It is funded by the Wales European Funding Office (WEFO) and will utilise EU Structural Funds to identify innovation projects that meet an unmet clinical need.

The awards are open to academia, industry, students and healthcare professionals. Innovations could take the form of new technologies, products, processes or services to deliver economically viable solutions for adoption into routine health and social care delivery, for patient benefit, health economic benefit and to stimulate economic growth with attendant socio-economic benefits in Wales.

Support that Accelerate can offer:

  • Funding for “Pilot” (6-12 months and <£20K) and “Platform” (12-18 months and < £150K) projects
  • Access to future funding opportunities/initiatives
  • Clinical input - Buy out and attract in kind NHS staff R&D time
  • Human resource - Clinical Innovation fellows, project management, business management, cost benefit analytics and  research technologist assistance
  • Collaborations  - Industry/Academic/Clinical partner
  • Advice & Guidance - A Multidisciplinary Team (MDT) of Clinical Innovation experts, including devices and intellectual property experts
  • Access to leading Welsh University, University Health Boards and Trusts - patients, facilities and personnel
  • Funding /deadlines: Support and awards operate on an always open basis with funding anticipated until 2021 so you can apply at any time.  If you would like further information on submitting a proposal or have an innovative idea that you think would benefit from the advice or support for Cardiff University applicants, please contact Barbara Coles:

Further information: 


RCN Foundation Education Grants 

Educations available for Nurses, Midwives and Health Care Assistants. 

Our education grants fund a wide variety of learning, development and research opportunities, providing the support individuals need to make a difference to quality patient care. 

The RCN Foundation believes that patients deserve the best possible experience and care, delivered by well trained and high performing professionals. 

For nurses to be able to keep up to date with new developments and use their knowledge and skills to transform the care their patients receive, it is important they engage in development opportunities and shared learning.

There are ten grants available, with various opening and closing dates. Spring grounds round is now open, and closes at 5pm on 29 May. 

Further information:

PRIME Centre Wales website features listings of regularly updated funding opportunities of interest:

Collaboration enquiries are welcomed at:

Our mailing address is:
PRIME Centre Wales

Cardiff University School of Medicine
Cardiff, Wales CF14 4YS

Want to change how you receive these emails?
You can update your preferences or unsubscribe from this list
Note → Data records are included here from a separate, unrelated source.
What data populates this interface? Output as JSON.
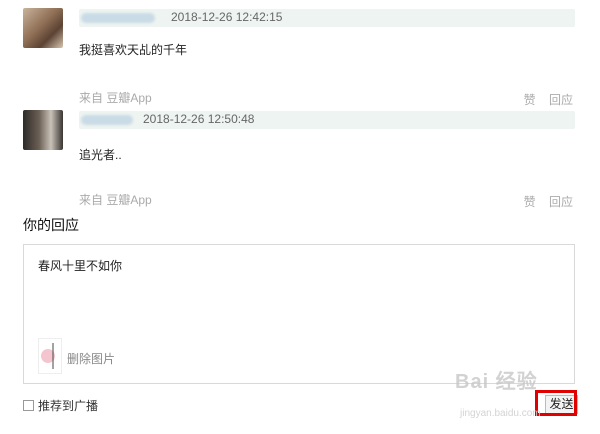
{
  "comments": [
    {
      "timestamp": "2018-12-26 12:42:15",
      "text": "我挺喜欢天乩的千年",
      "source": "来自 豆瓣App",
      "like_label": "赞",
      "reply_label": "回应"
    },
    {
      "timestamp": "2018-12-26 12:50:48",
      "text": "追光者..",
      "source": "来自 豆瓣App",
      "like_label": "赞",
      "reply_label": "回应"
    }
  ],
  "reply": {
    "title": "你的回应",
    "text": "春风十里不如你",
    "delete_image_label": "删除图片",
    "recommend_label": "推荐到广播",
    "send_label": "发送"
  },
  "watermark": {
    "main": "Bai 经验",
    "sub": "jingyan.baidu.com"
  },
  "colors": {
    "highlight": "#e00000",
    "meta_bar": "#eef4f1",
    "muted_text": "#aaaaaa"
  }
}
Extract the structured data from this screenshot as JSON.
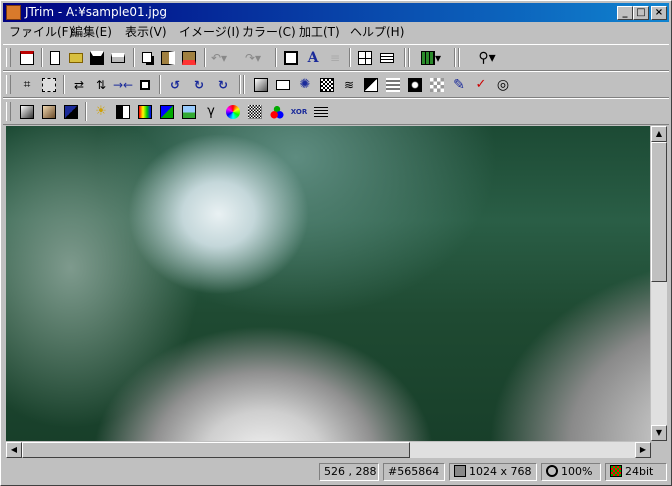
{
  "window": {
    "title": "JTrim - A:¥sample01.jpg"
  },
  "title_buttons": {
    "minimize": "_",
    "maximize": "□",
    "close": "×"
  },
  "menu": [
    "ファイル(F)",
    "編集(E)",
    "表示(V)",
    "イメージ(I)",
    "カラー(C)",
    "加工(T)",
    "ヘルプ(H)"
  ],
  "toolbar1": [
    "open-recent-icon",
    "new-icon",
    "open-icon",
    "save-icon",
    "print-icon",
    "copy-icon",
    "paste-icon",
    "paste-new-icon",
    "undo-icon",
    "redo-icon",
    "fit-window-icon",
    "text-icon",
    "disabled-icon",
    "tile-icon",
    "grid-icon",
    "view-select-icon",
    "zoom-icon"
  ],
  "toolbar2": [
    "crop-icon",
    "resize-icon",
    "flip-horizontal-icon",
    "flip-vertical-icon",
    "shrink-icon",
    "rotate-frame-icon",
    "rotate-left-90-icon",
    "rotate-right-90-icon",
    "rotate-free-icon",
    "frame-icon",
    "border-icon",
    "burst-icon",
    "mosaic-icon",
    "wave-icon",
    "emboss-icon",
    "blinds-icon",
    "spot-icon",
    "tiles-icon",
    "pen-icon",
    "redeye-icon",
    "spiral-icon"
  ],
  "toolbar3": [
    "grayscale-icon",
    "sepia-icon",
    "invert-icon",
    "brightness-icon",
    "contrast-icon",
    "color-balance-icon",
    "rgb-icon",
    "image-icon",
    "gamma-icon",
    "color-wheel-icon",
    "dither-icon",
    "rgb-dots-icon",
    "xor-icon",
    "scanline-icon"
  ],
  "toolbar3_labels": {
    "gamma": "γ",
    "xor": "XOR"
  },
  "scroll": {
    "up": "▲",
    "down": "▼",
    "left": "◀",
    "right": "▶"
  },
  "status": {
    "coords": "526 , 288",
    "color": "#565864",
    "size": "1024 x 768",
    "zoom": "100%",
    "depth": "24bit"
  }
}
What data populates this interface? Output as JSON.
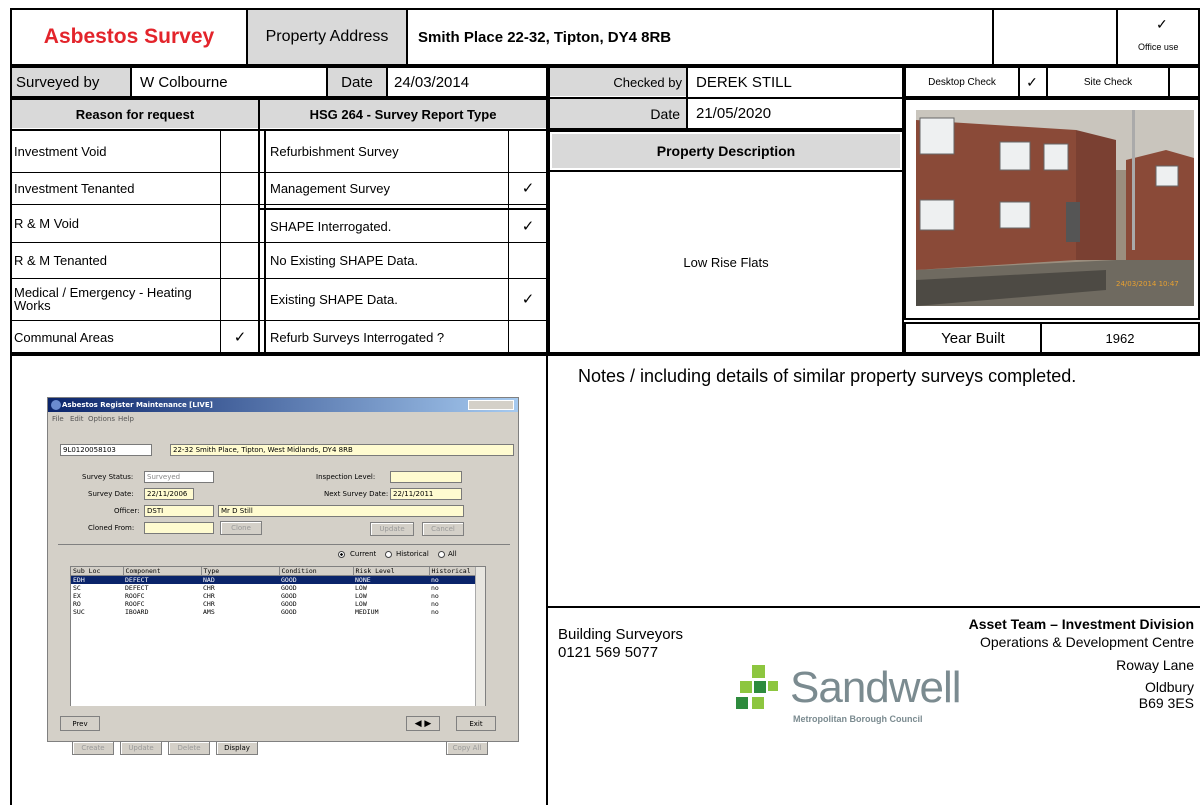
{
  "header": {
    "title": "Asbestos Survey",
    "address_label": "Property Address",
    "address_value": "Smith Place 22-32, Tipton, DY4 8RB",
    "office_use_label": "Office use",
    "office_use_check": "✓"
  },
  "survey": {
    "surveyed_by_label": "Surveyed by",
    "surveyed_by_value": "W Colbourne",
    "date_label": "Date",
    "date_value": "24/03/2014",
    "checked_by_label": "Checked by",
    "checked_by_value": "DEREK STILL",
    "checked_date_label": "Date",
    "checked_date_value": "21/05/2020",
    "desktop_check_label": "Desktop Check",
    "desktop_check_mark": "✓",
    "site_check_label": "Site Check"
  },
  "reasons": {
    "heading": "Reason for request",
    "items": [
      {
        "label": "Investment Void",
        "mark": ""
      },
      {
        "label": "Investment Tenanted",
        "mark": ""
      },
      {
        "label": "R & M Void",
        "mark": ""
      },
      {
        "label": "R & M Tenanted",
        "mark": ""
      },
      {
        "label": "Medical / Emergency - Heating Works",
        "mark": ""
      },
      {
        "label": "Communal Areas",
        "mark": "✓"
      }
    ]
  },
  "report_type": {
    "heading": "HSG 264 - Survey Report Type",
    "items": [
      {
        "label": "Refurbishment Survey",
        "mark": ""
      },
      {
        "label": "Management Survey",
        "mark": "✓"
      },
      {
        "label": "SHAPE Interrogated.",
        "mark": "✓"
      },
      {
        "label": "No Existing SHAPE Data.",
        "mark": ""
      },
      {
        "label": "Existing SHAPE Data.",
        "mark": "✓"
      },
      {
        "label": "Refurb Surveys Interrogated ?",
        "mark": ""
      }
    ]
  },
  "property": {
    "heading": "Property Description",
    "description": "Low Rise Flats",
    "year_built_label": "Year Built",
    "year_built_value": "1962",
    "photo_datestamp": "24/03/2014 10:47"
  },
  "notes": {
    "heading": "Notes / including details of similar property surveys completed."
  },
  "footer": {
    "team_name": "Building Surveyors",
    "phone": "0121 569 5077",
    "division": "Asset Team – Investment Division",
    "address_lines": [
      "Operations & Development Centre",
      "Roway Lane",
      "Oldbury",
      "B69 3ES"
    ],
    "logo_name": "Sandwell",
    "logo_sub": "Metropolitan Borough Council"
  },
  "app_window": {
    "title": "Asbestos Register Maintenance [LIVE]",
    "menu": [
      "File",
      "Edit",
      "Options",
      "Help"
    ],
    "ref": "9L0120058103",
    "address": "22-32 Smith Place, Tipton, West Midlands, DY4 8RB",
    "survey_status_label": "Survey Status:",
    "survey_status_value": "Surveyed",
    "inspection_level_label": "Inspection Level:",
    "survey_date_label": "Survey Date:",
    "survey_date_value": "22/11/2006",
    "next_survey_date_label": "Next Survey Date:",
    "next_survey_date_value": "22/11/2011",
    "officer_label": "Officer:",
    "officer_code": "DSTI",
    "officer_name": "Mr D Still",
    "cloned_from_label": "Cloned From:",
    "clone_button": "Clone",
    "update_button": "Update",
    "cancel_button": "Cancel",
    "radio_current": "Current",
    "radio_historical": "Historical",
    "radio_all": "All",
    "columns": [
      "Sub Loc",
      "Component",
      "Type",
      "Condition",
      "Risk Level",
      "Historical"
    ],
    "rows": [
      [
        "EDH",
        "DEFECT",
        "NAD",
        "GOOD",
        "NONE",
        "no"
      ],
      [
        "SC",
        "DEFECT",
        "CHR",
        "GOOD",
        "LOW",
        "no"
      ],
      [
        "EX",
        "ROOFC",
        "CHR",
        "GOOD",
        "LOW",
        "no"
      ],
      [
        "RO",
        "ROOFC",
        "CHR",
        "GOOD",
        "LOW",
        "no"
      ],
      [
        "SUC",
        "IBOARD",
        "AMS",
        "GOOD",
        "MEDIUM",
        "no"
      ]
    ],
    "create_button": "Create",
    "update2_button": "Update",
    "delete_button": "Delete",
    "display_button": "Display",
    "copy_button": "Copy All",
    "prev_button": "Prev",
    "exit_button": "Exit"
  }
}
This email was sent to <<Email / E-bost>>
why did I get this?    unsubscribe from this list    update subscription preferences
PRIME Centre Wales · Cardiff University School of Medicine · Institute of Primary Care and Public Health · Cardiff, Wales CF14 4YS · United Kingdom

Email Marketing Powered by Mailchimp